What the exercise asks >> The records are to be repeated in full. Every line must match.

*** Opening of Data supplied ***

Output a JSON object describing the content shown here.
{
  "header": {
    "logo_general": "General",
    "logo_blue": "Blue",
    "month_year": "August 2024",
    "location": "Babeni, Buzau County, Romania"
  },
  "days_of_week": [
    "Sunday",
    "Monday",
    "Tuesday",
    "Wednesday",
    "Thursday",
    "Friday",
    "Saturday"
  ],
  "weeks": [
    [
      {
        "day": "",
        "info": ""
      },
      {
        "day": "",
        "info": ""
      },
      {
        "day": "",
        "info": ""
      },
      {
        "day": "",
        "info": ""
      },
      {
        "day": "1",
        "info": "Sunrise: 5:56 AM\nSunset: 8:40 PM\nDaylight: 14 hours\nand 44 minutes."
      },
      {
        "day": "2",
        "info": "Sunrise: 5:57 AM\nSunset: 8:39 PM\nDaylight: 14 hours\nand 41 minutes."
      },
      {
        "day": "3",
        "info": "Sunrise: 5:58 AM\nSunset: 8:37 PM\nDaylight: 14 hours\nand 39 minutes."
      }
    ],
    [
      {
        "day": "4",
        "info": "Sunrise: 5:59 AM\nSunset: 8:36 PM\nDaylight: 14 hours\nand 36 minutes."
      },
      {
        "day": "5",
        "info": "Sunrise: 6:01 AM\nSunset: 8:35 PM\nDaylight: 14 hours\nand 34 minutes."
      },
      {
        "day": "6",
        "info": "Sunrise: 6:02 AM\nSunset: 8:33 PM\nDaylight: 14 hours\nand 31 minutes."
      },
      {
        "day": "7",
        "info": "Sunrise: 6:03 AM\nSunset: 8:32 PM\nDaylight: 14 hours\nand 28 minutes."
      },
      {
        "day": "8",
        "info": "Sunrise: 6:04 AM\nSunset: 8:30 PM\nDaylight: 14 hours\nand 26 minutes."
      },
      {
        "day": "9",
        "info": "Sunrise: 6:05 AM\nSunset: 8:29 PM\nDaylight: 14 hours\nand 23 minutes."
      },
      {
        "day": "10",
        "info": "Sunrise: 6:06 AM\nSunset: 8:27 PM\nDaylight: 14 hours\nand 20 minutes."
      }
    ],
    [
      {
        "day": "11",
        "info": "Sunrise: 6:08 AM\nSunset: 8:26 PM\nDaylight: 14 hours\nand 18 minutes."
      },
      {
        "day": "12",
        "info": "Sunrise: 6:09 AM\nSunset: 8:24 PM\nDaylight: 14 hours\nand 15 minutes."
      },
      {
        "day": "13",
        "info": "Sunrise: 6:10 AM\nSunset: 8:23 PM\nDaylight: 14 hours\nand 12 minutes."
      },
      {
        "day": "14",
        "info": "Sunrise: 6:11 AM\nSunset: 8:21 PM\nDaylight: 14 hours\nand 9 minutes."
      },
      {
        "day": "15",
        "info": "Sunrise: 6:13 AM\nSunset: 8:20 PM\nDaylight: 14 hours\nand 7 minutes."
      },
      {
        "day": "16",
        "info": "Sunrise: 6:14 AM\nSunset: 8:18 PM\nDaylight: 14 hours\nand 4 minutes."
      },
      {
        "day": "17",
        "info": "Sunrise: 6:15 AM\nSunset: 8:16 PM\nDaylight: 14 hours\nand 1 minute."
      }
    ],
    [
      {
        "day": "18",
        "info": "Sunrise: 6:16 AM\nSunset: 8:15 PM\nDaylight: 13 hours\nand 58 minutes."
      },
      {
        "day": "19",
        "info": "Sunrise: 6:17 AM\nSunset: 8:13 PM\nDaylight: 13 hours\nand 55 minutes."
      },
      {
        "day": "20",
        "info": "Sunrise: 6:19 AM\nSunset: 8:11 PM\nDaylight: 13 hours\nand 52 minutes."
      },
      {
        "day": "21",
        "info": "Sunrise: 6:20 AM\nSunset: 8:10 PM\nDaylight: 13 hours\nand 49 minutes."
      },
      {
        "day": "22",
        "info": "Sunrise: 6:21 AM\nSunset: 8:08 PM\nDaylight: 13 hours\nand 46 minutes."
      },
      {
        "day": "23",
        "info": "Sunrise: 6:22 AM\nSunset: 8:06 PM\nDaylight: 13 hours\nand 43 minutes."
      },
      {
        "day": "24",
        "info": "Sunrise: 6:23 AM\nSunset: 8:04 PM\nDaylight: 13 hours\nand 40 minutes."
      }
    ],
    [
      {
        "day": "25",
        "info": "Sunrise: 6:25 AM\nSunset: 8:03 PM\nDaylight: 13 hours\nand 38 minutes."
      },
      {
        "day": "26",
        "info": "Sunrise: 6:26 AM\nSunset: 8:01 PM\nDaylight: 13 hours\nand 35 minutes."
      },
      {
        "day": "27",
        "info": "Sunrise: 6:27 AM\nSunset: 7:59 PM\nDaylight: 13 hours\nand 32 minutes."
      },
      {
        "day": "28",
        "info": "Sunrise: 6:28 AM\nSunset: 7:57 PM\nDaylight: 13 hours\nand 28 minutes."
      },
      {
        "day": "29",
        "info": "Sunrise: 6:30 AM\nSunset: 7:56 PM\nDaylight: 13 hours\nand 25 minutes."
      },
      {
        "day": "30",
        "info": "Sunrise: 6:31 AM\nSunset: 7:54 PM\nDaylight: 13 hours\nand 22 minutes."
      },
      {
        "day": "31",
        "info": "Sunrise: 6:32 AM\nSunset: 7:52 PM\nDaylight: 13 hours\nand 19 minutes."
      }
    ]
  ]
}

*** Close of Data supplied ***

Response box >>
Output a JSON object describing the content shown here.
{
  "header": {
    "logo_general": "General",
    "logo_blue": "Blue",
    "month_year": "August 2024",
    "location": "Babeni, Buzau County, Romania"
  },
  "days_of_week": [
    "Sunday",
    "Monday",
    "Tuesday",
    "Wednesday",
    "Thursday",
    "Friday",
    "Saturday"
  ],
  "weeks": [
    [
      {
        "day": "",
        "info": ""
      },
      {
        "day": "",
        "info": ""
      },
      {
        "day": "",
        "info": ""
      },
      {
        "day": "",
        "info": ""
      },
      {
        "day": "1",
        "info": "Sunrise: 5:56 AM\nSunset: 8:40 PM\nDaylight: 14 hours\nand 44 minutes."
      },
      {
        "day": "2",
        "info": "Sunrise: 5:57 AM\nSunset: 8:39 PM\nDaylight: 14 hours\nand 41 minutes."
      },
      {
        "day": "3",
        "info": "Sunrise: 5:58 AM\nSunset: 8:37 PM\nDaylight: 14 hours\nand 39 minutes."
      }
    ],
    [
      {
        "day": "4",
        "info": "Sunrise: 5:59 AM\nSunset: 8:36 PM\nDaylight: 14 hours\nand 36 minutes."
      },
      {
        "day": "5",
        "info": "Sunrise: 6:01 AM\nSunset: 8:35 PM\nDaylight: 14 hours\nand 34 minutes."
      },
      {
        "day": "6",
        "info": "Sunrise: 6:02 AM\nSunset: 8:33 PM\nDaylight: 14 hours\nand 31 minutes."
      },
      {
        "day": "7",
        "info": "Sunrise: 6:03 AM\nSunset: 8:32 PM\nDaylight: 14 hours\nand 28 minutes."
      },
      {
        "day": "8",
        "info": "Sunrise: 6:04 AM\nSunset: 8:30 PM\nDaylight: 14 hours\nand 26 minutes."
      },
      {
        "day": "9",
        "info": "Sunrise: 6:05 AM\nSunset: 8:29 PM\nDaylight: 14 hours\nand 23 minutes."
      },
      {
        "day": "10",
        "info": "Sunrise: 6:06 AM\nSunset: 8:27 PM\nDaylight: 14 hours\nand 20 minutes."
      }
    ],
    [
      {
        "day": "11",
        "info": "Sunrise: 6:08 AM\nSunset: 8:26 PM\nDaylight: 14 hours\nand 18 minutes."
      },
      {
        "day": "12",
        "info": "Sunrise: 6:09 AM\nSunset: 8:24 PM\nDaylight: 14 hours\nand 15 minutes."
      },
      {
        "day": "13",
        "info": "Sunrise: 6:10 AM\nSunset: 8:23 PM\nDaylight: 14 hours\nand 12 minutes."
      },
      {
        "day": "14",
        "info": "Sunrise: 6:11 AM\nSunset: 8:21 PM\nDaylight: 14 hours\nand 9 minutes."
      },
      {
        "day": "15",
        "info": "Sunrise: 6:13 AM\nSunset: 8:20 PM\nDaylight: 14 hours\nand 7 minutes."
      },
      {
        "day": "16",
        "info": "Sunrise: 6:14 AM\nSunset: 8:18 PM\nDaylight: 14 hours\nand 4 minutes."
      },
      {
        "day": "17",
        "info": "Sunrise: 6:15 AM\nSunset: 8:16 PM\nDaylight: 14 hours\nand 1 minute."
      }
    ],
    [
      {
        "day": "18",
        "info": "Sunrise: 6:16 AM\nSunset: 8:15 PM\nDaylight: 13 hours\nand 58 minutes."
      },
      {
        "day": "19",
        "info": "Sunrise: 6:17 AM\nSunset: 8:13 PM\nDaylight: 13 hours\nand 55 minutes."
      },
      {
        "day": "20",
        "info": "Sunrise: 6:19 AM\nSunset: 8:11 PM\nDaylight: 13 hours\nand 52 minutes."
      },
      {
        "day": "21",
        "info": "Sunrise: 6:20 AM\nSunset: 8:10 PM\nDaylight: 13 hours\nand 49 minutes."
      },
      {
        "day": "22",
        "info": "Sunrise: 6:21 AM\nSunset: 8:08 PM\nDaylight: 13 hours\nand 46 minutes."
      },
      {
        "day": "23",
        "info": "Sunrise: 6:22 AM\nSunset: 8:06 PM\nDaylight: 13 hours\nand 43 minutes."
      },
      {
        "day": "24",
        "info": "Sunrise: 6:23 AM\nSunset: 8:04 PM\nDaylight: 13 hours\nand 40 minutes."
      }
    ],
    [
      {
        "day": "25",
        "info": "Sunrise: 6:25 AM\nSunset: 8:03 PM\nDaylight: 13 hours\nand 38 minutes."
      },
      {
        "day": "26",
        "info": "Sunrise: 6:26 AM\nSunset: 8:01 PM\nDaylight: 13 hours\nand 35 minutes."
      },
      {
        "day": "27",
        "info": "Sunrise: 6:27 AM\nSunset: 7:59 PM\nDaylight: 13 hours\nand 32 minutes."
      },
      {
        "day": "28",
        "info": "Sunrise: 6:28 AM\nSunset: 7:57 PM\nDaylight: 13 hours\nand 28 minutes."
      },
      {
        "day": "29",
        "info": "Sunrise: 6:30 AM\nSunset: 7:56 PM\nDaylight: 13 hours\nand 25 minutes."
      },
      {
        "day": "30",
        "info": "Sunrise: 6:31 AM\nSunset: 7:54 PM\nDaylight: 13 hours\nand 22 minutes."
      },
      {
        "day": "31",
        "info": "Sunrise: 6:32 AM\nSunset: 7:52 PM\nDaylight: 13 hours\nand 19 minutes."
      }
    ]
  ]
}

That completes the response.